[What the task requires] Where does the string "weblogic" occur in the records? Copy each line that holds it.
Top of Data for analysis
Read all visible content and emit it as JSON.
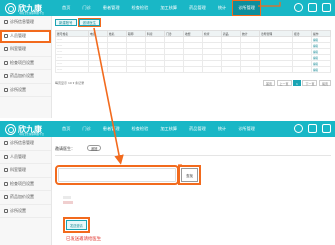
{
  "app": {
    "brand": "欣九康",
    "brand_sub": "中国卫生健康网络平台"
  },
  "nav": [
    "首页",
    "门诊",
    "患者管理",
    "检查检验",
    "加工核算",
    "药品管理",
    "统计",
    "诊所管理"
  ],
  "sidebar": [
    "诊所信息管理",
    "人员管理",
    "科室管理",
    "检查项目设置",
    "药品加价设置",
    "诊所设置"
  ],
  "list_view": {
    "buttons": [
      "新建账号",
      "邀请医生"
    ],
    "columns": [
      "账号姓名",
      "电话",
      "姓名",
      "职称",
      "科室",
      "门诊",
      "收费",
      "检查",
      "药品",
      "统计",
      "诊所管理",
      "拒诊",
      "操作"
    ],
    "rows": [
      {
        "name": "——",
        "action": "编辑"
      },
      {
        "name": "——",
        "action": "编辑"
      },
      {
        "name": "——",
        "action": "编辑"
      },
      {
        "name": "——",
        "action": "编辑"
      },
      {
        "name": "——",
        "action": "编辑"
      },
      {
        "name": "——",
        "action": "编辑"
      }
    ],
    "pager": {
      "info": "每页显示 10 ▾ 条记录",
      "buttons": [
        "首页",
        "上一页",
        "1",
        "下一页",
        "尾页"
      ],
      "current": "1"
    }
  },
  "invite_view": {
    "label": "邀请医生：",
    "tag": "返回",
    "search_placeholder": "",
    "search_button": "查找",
    "invite_button": "发送邀请",
    "note": "已发送邀请给医生"
  },
  "colors": {
    "primary": "#19b7c6",
    "highlight": "#f26a1d",
    "note": "#e0322b"
  }
}
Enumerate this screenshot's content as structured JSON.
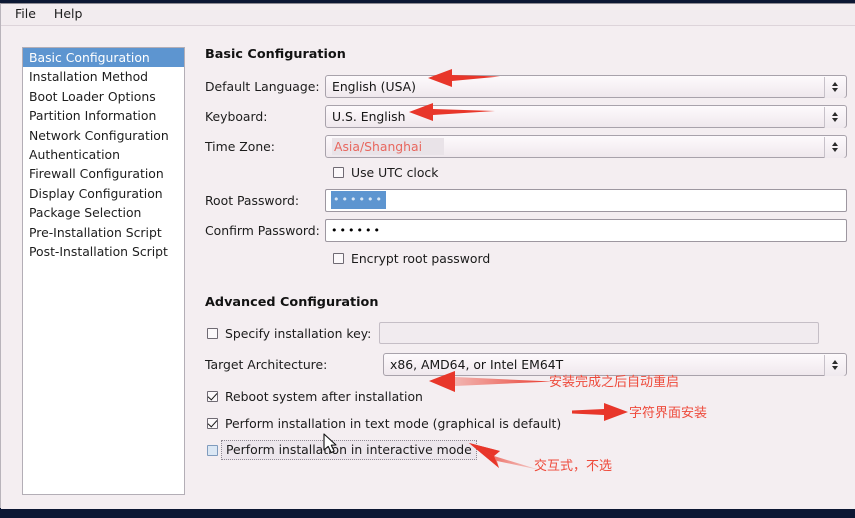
{
  "window": {
    "menubar": [
      {
        "label": "File",
        "name": "menu-file"
      },
      {
        "label": "Help",
        "name": "menu-help"
      }
    ]
  },
  "sidebar": {
    "items": [
      {
        "label": "Basic Configuration",
        "selected": true
      },
      {
        "label": "Installation Method",
        "selected": false
      },
      {
        "label": "Boot Loader Options",
        "selected": false
      },
      {
        "label": "Partition Information",
        "selected": false
      },
      {
        "label": "Network Configuration",
        "selected": false
      },
      {
        "label": "Authentication",
        "selected": false
      },
      {
        "label": "Firewall Configuration",
        "selected": false
      },
      {
        "label": "Display Configuration",
        "selected": false
      },
      {
        "label": "Package Selection",
        "selected": false
      },
      {
        "label": "Pre-Installation Script",
        "selected": false
      },
      {
        "label": "Post-Installation Script",
        "selected": false
      }
    ]
  },
  "basic": {
    "heading": "Basic Configuration",
    "default_language": {
      "label": "Default Language:",
      "value": "English (USA)"
    },
    "keyboard": {
      "label": "Keyboard:",
      "value": "U.S. English"
    },
    "time_zone": {
      "label": "Time Zone:",
      "value": "Asia/Shanghai"
    },
    "use_utc": {
      "label": "Use UTC clock",
      "checked": false
    },
    "root_password": {
      "label": "Root Password:",
      "value": "••••••"
    },
    "confirm_password": {
      "label": "Confirm Password:",
      "value": "••••••"
    },
    "encrypt_root": {
      "label": "Encrypt root password",
      "checked": false
    }
  },
  "advanced": {
    "heading": "Advanced Configuration",
    "specify_key": {
      "label": "Specify installation key:",
      "checked": false,
      "value": ""
    },
    "target_arch": {
      "label": "Target Architecture:",
      "value": "x86, AMD64, or Intel EM64T"
    },
    "reboot_after": {
      "label": "Reboot system after installation",
      "checked": true
    },
    "text_mode": {
      "label": "Perform installation in text mode (graphical is default)",
      "checked": true
    },
    "interactive_mode": {
      "label": "Perform installation in interactive mode",
      "checked": false
    }
  },
  "annotations": {
    "color": "#ee4b3c",
    "notes": [
      {
        "text": "安装完成之后自动重启",
        "name": "annotation-reboot"
      },
      {
        "text": "字符界面安装",
        "name": "annotation-text-mode"
      },
      {
        "text": "交互式，不选",
        "name": "annotation-interactive"
      }
    ]
  },
  "colors": {
    "window_bg": "#f4eef1",
    "selection_blue": "#5d95d0",
    "annotation_red": "#ee4b3c",
    "timezone_red": "#e8675f",
    "desktop": "#0c1733"
  }
}
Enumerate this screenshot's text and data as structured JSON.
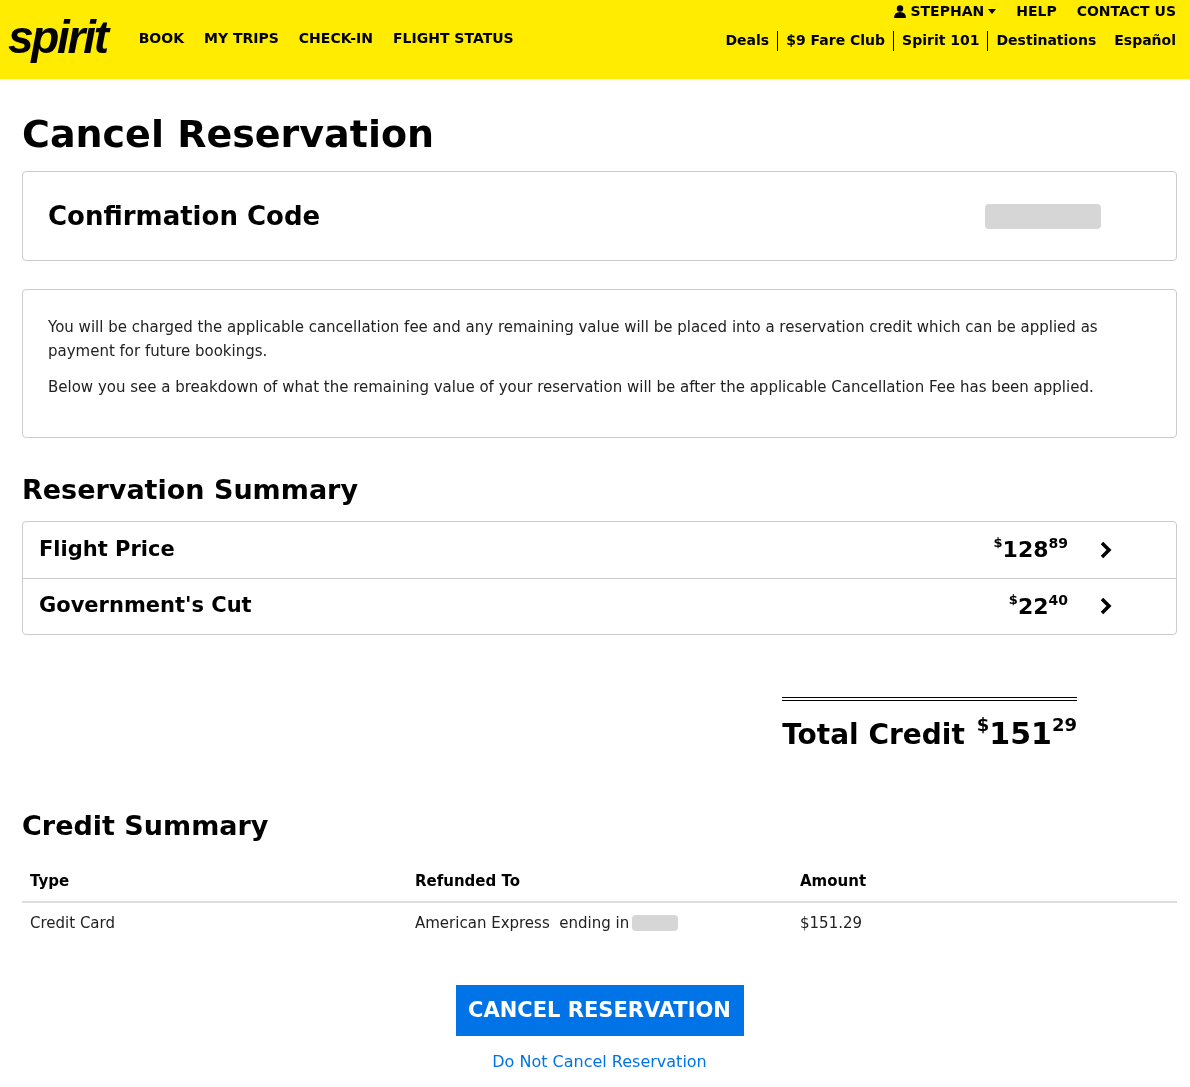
{
  "header": {
    "logo": "spirit",
    "nav": [
      "BOOK",
      "MY TRIPS",
      "CHECK-IN",
      "FLIGHT STATUS"
    ],
    "user": "STEPHAN",
    "top_links": [
      "HELP",
      "CONTACT US"
    ],
    "sub_links": [
      "Deals",
      "$9 Fare Club",
      "Spirit 101",
      "Destinations",
      "Español"
    ]
  },
  "title": "Cancel Reservation",
  "confirmation": {
    "label": "Confirmation Code"
  },
  "notice": [
    "You will be charged the applicable cancellation fee and any remaining value will be placed into a reservation credit which can be applied as payment for future bookings.",
    "Below you see a breakdown of what the remaining value of your reservation will be after the applicable Cancellation Fee has been applied."
  ],
  "reservation_summary": {
    "title": "Reservation Summary",
    "rows": [
      {
        "label": "Flight Price",
        "currency": "$",
        "whole": "128",
        "cents": "89"
      },
      {
        "label": "Government's Cut",
        "currency": "$",
        "whole": "22",
        "cents": "40"
      }
    ]
  },
  "total": {
    "label": "Total Credit",
    "currency": "$",
    "whole": "151",
    "cents": "29"
  },
  "credit_summary": {
    "title": "Credit Summary",
    "columns": [
      "Type",
      "Refunded To",
      "Amount"
    ],
    "rows": [
      {
        "type": "Credit Card",
        "refunded_to": "American Express  ending in",
        "amount": "$151.29"
      }
    ]
  },
  "primary_button": "CANCEL RESERVATION",
  "secondary_link": "Do Not Cancel Reservation"
}
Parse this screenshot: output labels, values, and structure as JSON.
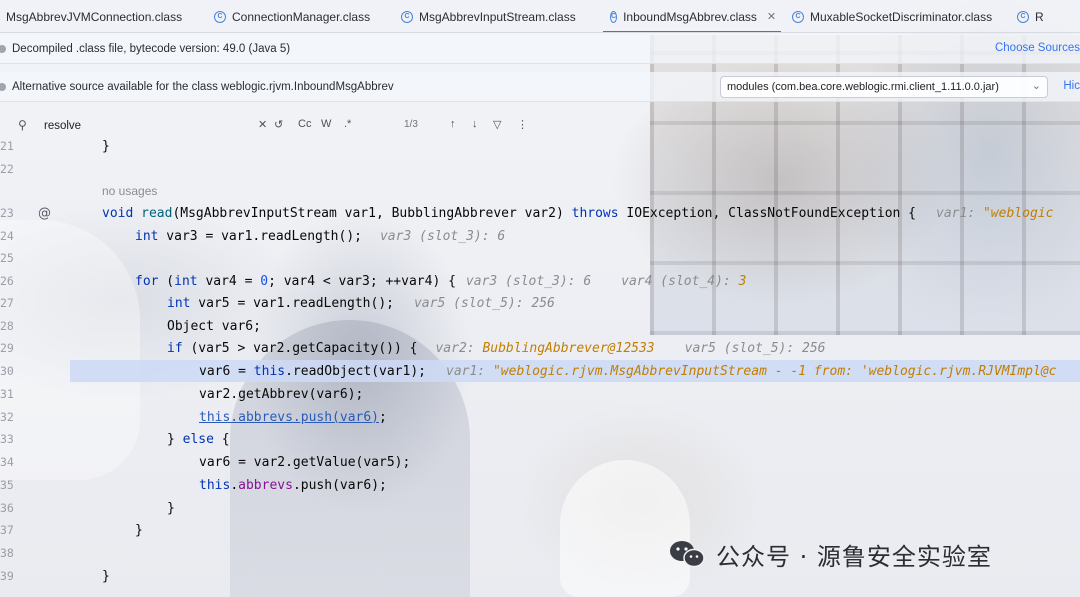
{
  "tabs": [
    {
      "label": "MsgAbbrevJVMConnection.class",
      "active": false,
      "closable": false
    },
    {
      "label": "ConnectionManager.class",
      "active": false,
      "closable": false
    },
    {
      "label": "MsgAbbrevInputStream.class",
      "active": false,
      "closable": false
    },
    {
      "label": "InboundMsgAbbrev.class",
      "active": true,
      "closable": true
    },
    {
      "label": "MuxableSocketDiscriminator.class",
      "active": false,
      "closable": false
    },
    {
      "label": "R",
      "active": false,
      "closable": false
    }
  ],
  "banner1": {
    "text": "Decompiled .class file, bytecode version: 49.0 (Java 5)",
    "action": "Choose Sources"
  },
  "banner2": {
    "text": "Alternative source available for the class weblogic.rjvm.InboundMsgAbbrev",
    "module_select": "modules (com.bea.core.weblogic.rmi.client_1.11.0.0.jar)",
    "action": "Hic"
  },
  "search": {
    "query": "resolve",
    "match_case": "Cc",
    "words": "W",
    "regex": ".*",
    "count": "1/3"
  },
  "editor": {
    "lines": {
      "n21": "21",
      "n22": "22",
      "n23": "23",
      "n24": "24",
      "n25": "25",
      "n26": "26",
      "n27": "27",
      "n28": "28",
      "n29": "29",
      "n30": "30",
      "n31": "31",
      "n32": "32",
      "n33": "33",
      "n34": "34",
      "n35": "35",
      "n36": "36",
      "n37": "37",
      "n38": "38",
      "n39": "39"
    },
    "usages": "no usages",
    "code": {
      "l21": "}",
      "l23_void": "void ",
      "l23_name": "read",
      "l23_params": "(MsgAbbrevInputStream var1, BubblingAbbrever var2) ",
      "l23_throws": "throws",
      "l23_exc": " IOException, ClassNotFoundException {",
      "l23_hint_name": "var1: ",
      "l23_hint_val": "\"weblogic",
      "l24_int": "int",
      "l24_rest": " var3 = var1.readLength();",
      "l24_hint": "var3 (slot_3): 6",
      "l26_for": "for",
      "l26_paren": " (",
      "l26_int": "int",
      "l26_a": " var4 = ",
      "l26_zero": "0",
      "l26_b": "; var4 < var3; ++var4) {",
      "l26_hint1": "var3 (slot_3): 6",
      "l26_hint2": "var4 (slot_4): ",
      "l26_hint2_val": "3",
      "l27_int": "int",
      "l27_rest": " var5 = var1.readLength();",
      "l27_hint": "var5 (slot_5): 256",
      "l28": "Object var6;",
      "l29_if": "if",
      "l29_rest": " (var5 > var2.getCapacity()) {",
      "l29_hint1": "var2: ",
      "l29_hint1_val": "BubblingAbbrever@12533",
      "l29_hint2": "var5 (slot_5): 256",
      "l30_a": "var6 = ",
      "l30_this": "this",
      "l30_b": ".readObject(var1);",
      "l30_hint": "var1: ",
      "l30_hint_val": "\"weblogic.rjvm.MsgAbbrevInputStream - -1 from: 'weblogic.rjvm.RJVMImpl@c",
      "l31": "var2.getAbbrev(var6);",
      "l32": "this.abbrevs.push(var6)",
      "l32_semi": ";",
      "l33_close": "} ",
      "l33_else": "else",
      "l33_brace": " {",
      "l34": "var6 = var2.getValue(var5);",
      "l35_this": "this",
      "l35_dot": ".",
      "l35_field": "abbrevs",
      "l35_rest": ".push(var6);",
      "l36": "}",
      "l37": "}",
      "l39": "}"
    }
  },
  "watermark": "公众号 · 源鲁安全实验室",
  "colors": {
    "keyword": "#0033b3",
    "number": "#1750eb",
    "field": "#871094",
    "hint": "#8c8c8c",
    "hint_value": "#c17e00",
    "accent": "#3574f0",
    "highlight": "#cddaf5"
  }
}
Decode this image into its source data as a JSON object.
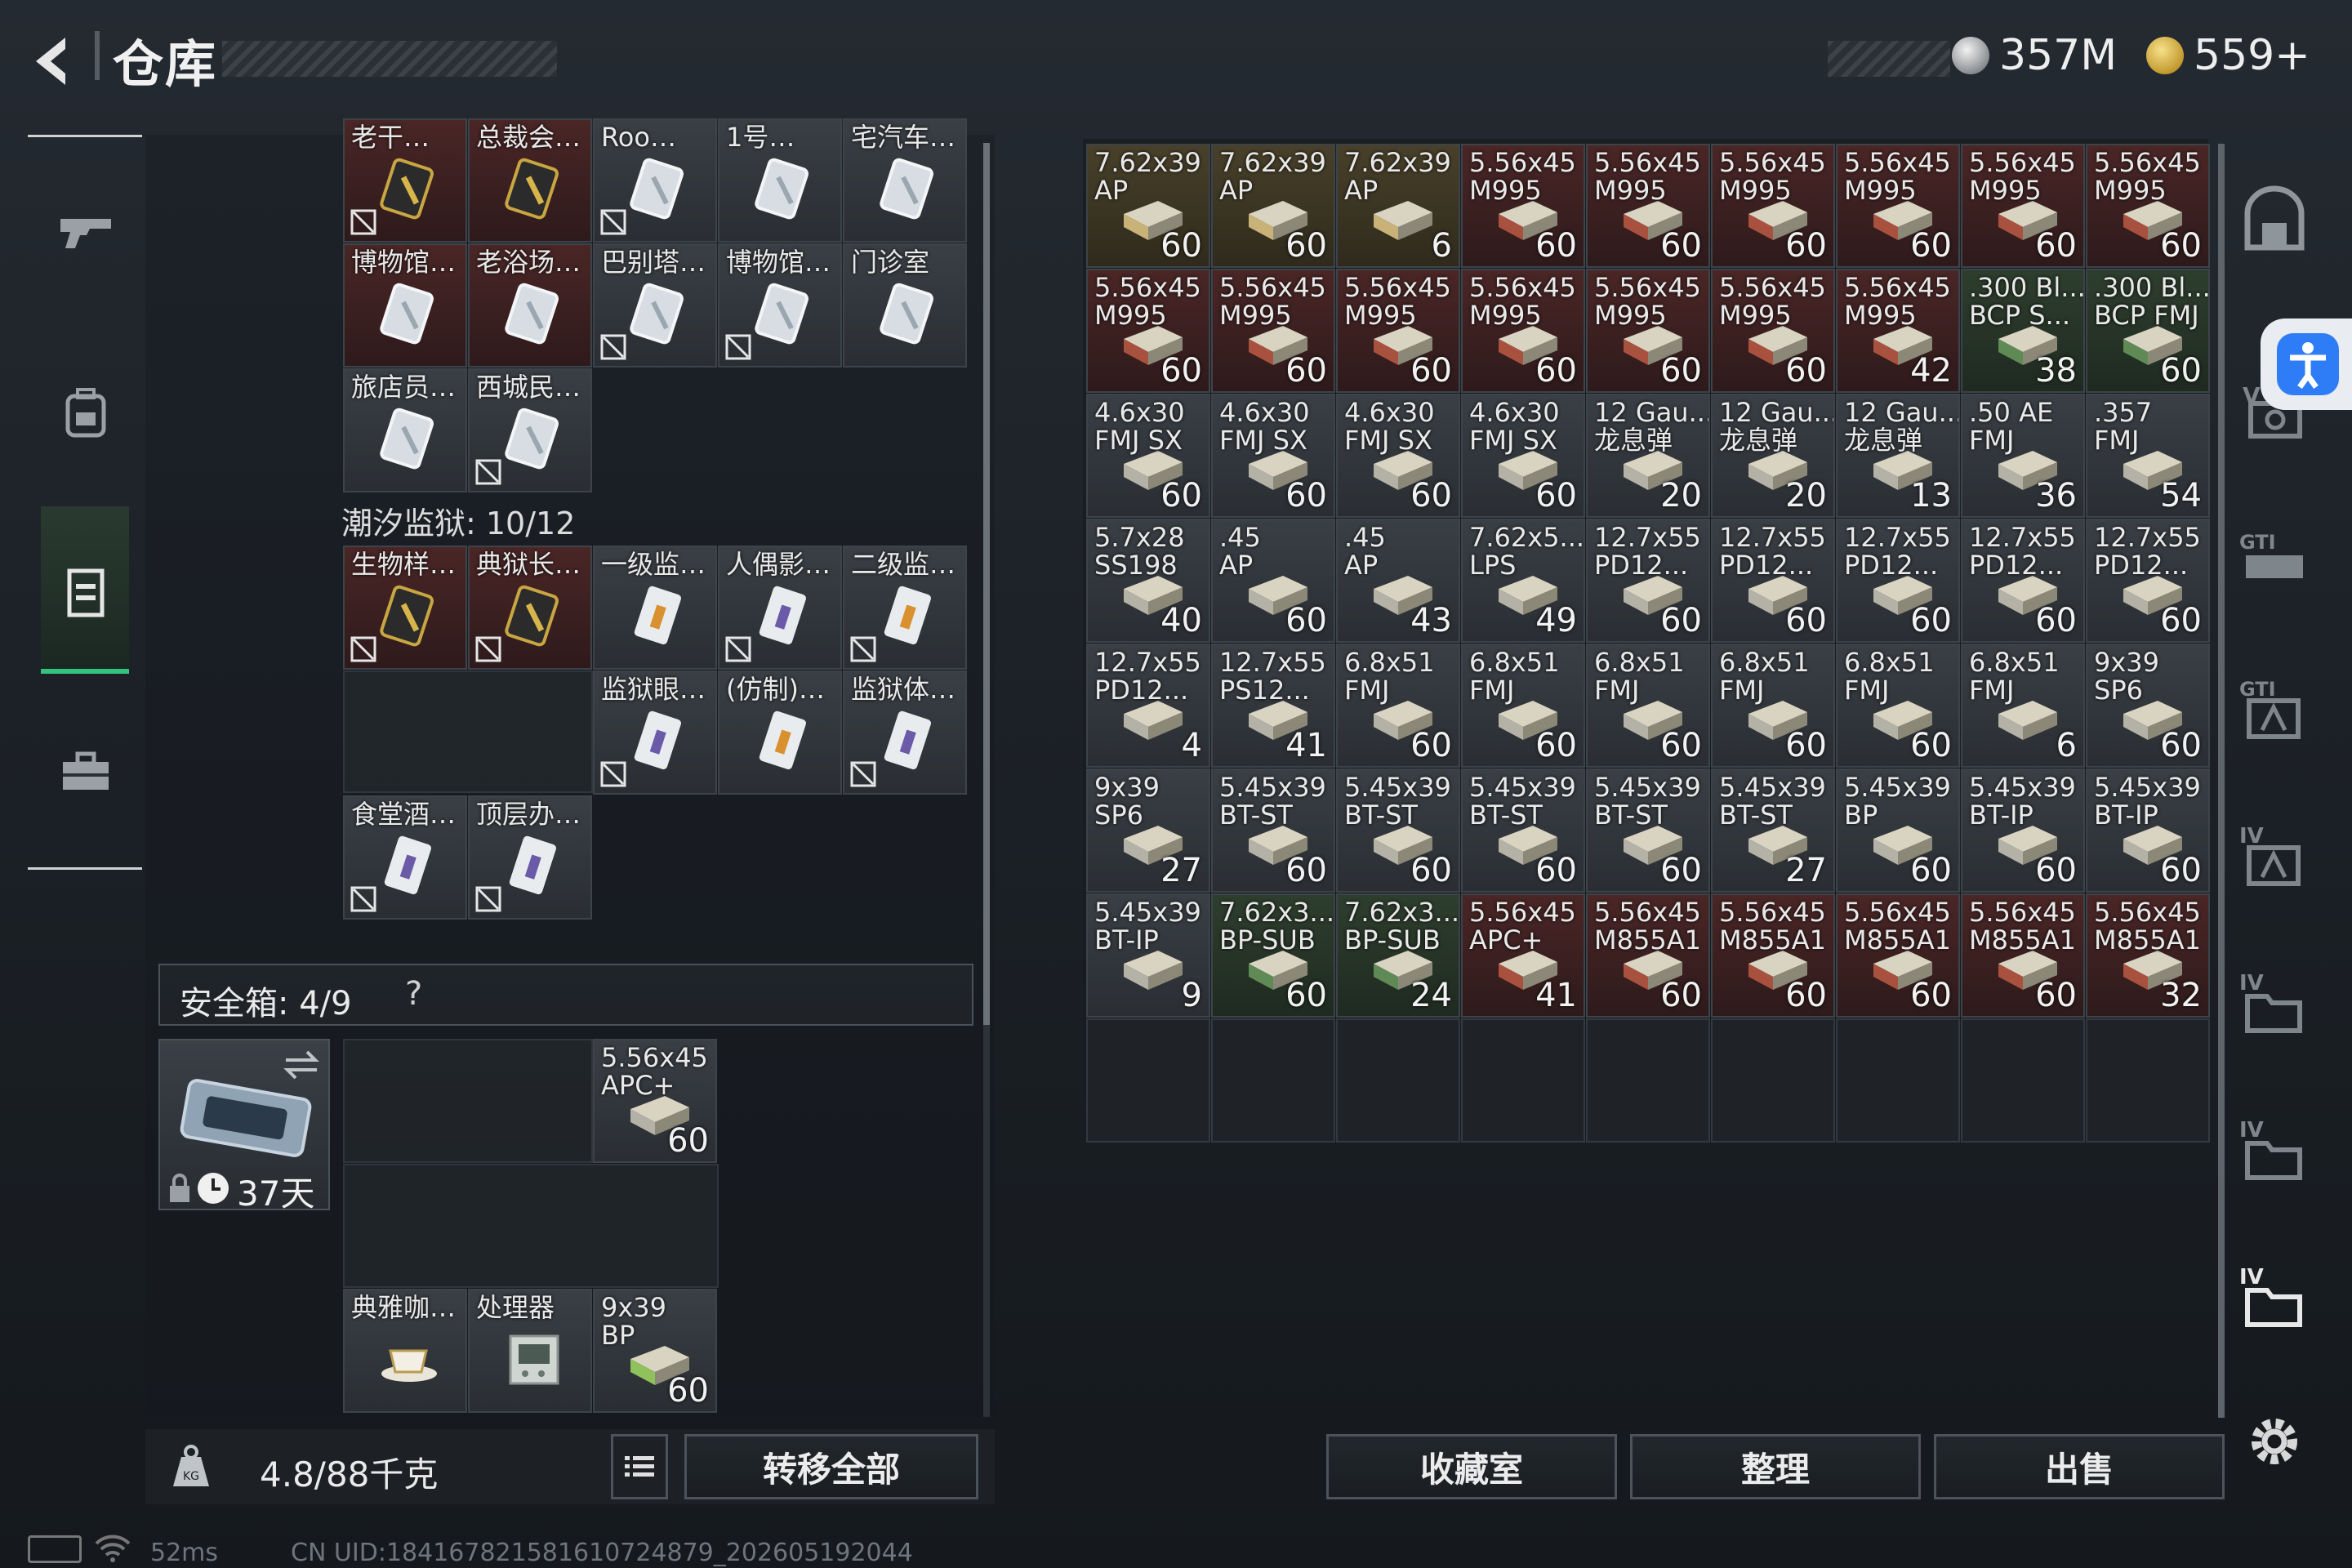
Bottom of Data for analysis
[Written response]
    "text": "Alternative source available for the class weblogic.rjvm.InboundMsgAbbrev",
    "module_select": "modules (com.bea.core.weblogic.rmi.client_1.11.0.0.jar)",
      "l23_hint_val": "\"weblogic",
      "l30_hint_val": "\"weblogic.rjvm.MsgAbbrevInputStream - -1 from: 'weblogic.rjvm.RJVMImpl@c",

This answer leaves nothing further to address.